The spotlight is constantly on him.
Yeah, and that’s how just it has been. I remember in the old days he wouldn’t even let anyone else be in the studio with him. It would be just him and Jamie with him doing vocals. Now it’s a little different. Now he’s more open and confident.
Does writing an album like Coma Ecliptic helps you understand and process your past creative output? I mean, this new album is a new chapter, but it’s not like you’ve made a 180º turn.
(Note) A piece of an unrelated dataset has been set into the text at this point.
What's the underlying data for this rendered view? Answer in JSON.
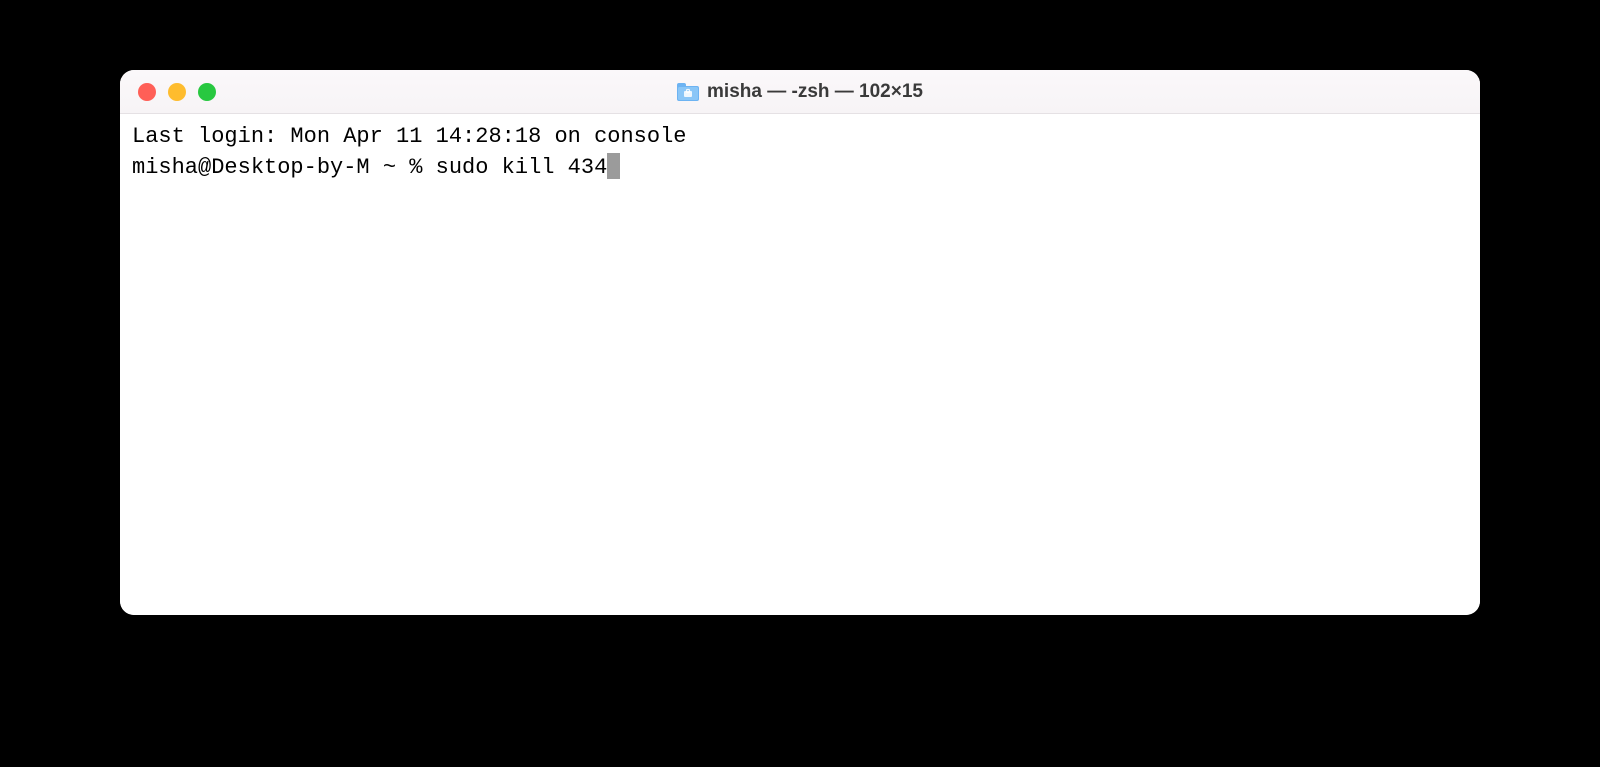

Yeah, it’s not like we made an electronic or bluegrass album. But oh man, it’s weird to listen to that, it feels like another life. It really does. We’ve been working on some stuff to plan this tour that kind of celebrates the 10th year anniversary of the Alaska record… Oh man, listening to that stuff… You know, me and Blake [Richardson, drums] were 20, Dustie [Waring, bass] was 19, Tommy and Paul [Waggoner, guitar] were in their mid-20s, and now we’re all in our 30s. Some of the guys are married, Tommy has a kid, I do a lot of work with other bands that I’m in, etc. We’ve just grown so much as people, as individuals, and as a band. It is fun to listen back to that stuff [laughs] but it feels like another life, it’s crazy. It was really cool to be writing this album during all that and then be in the studio and remember being in Jamie’s shitty basement when we were demoing Alaska and stuff… It’s cool to see how far Jamie has come too. I mean, we’ve all kind of done it together.
Are there any plans to record a live album of Coma Ecliptic?
Yeah, definitely. We are going to be playing the album probably a year from now. But I think in the fall of next year  it’s when we are going try to do the actual Coma Ecliptic tour, play the record in full. That’s going to be a lot of fun. I think some time after that, after we’ve played a good chunk of times we’ll be able to figure out a way that we can present and film it for DVD and Bluray, and all that jazz. We like doing that and I feel that our fans like it. It’s always a fun way to kind of close the cycle and the chapter on that album. So, we’re a long way to finish… I mean, we’re just getting going really pushing this album.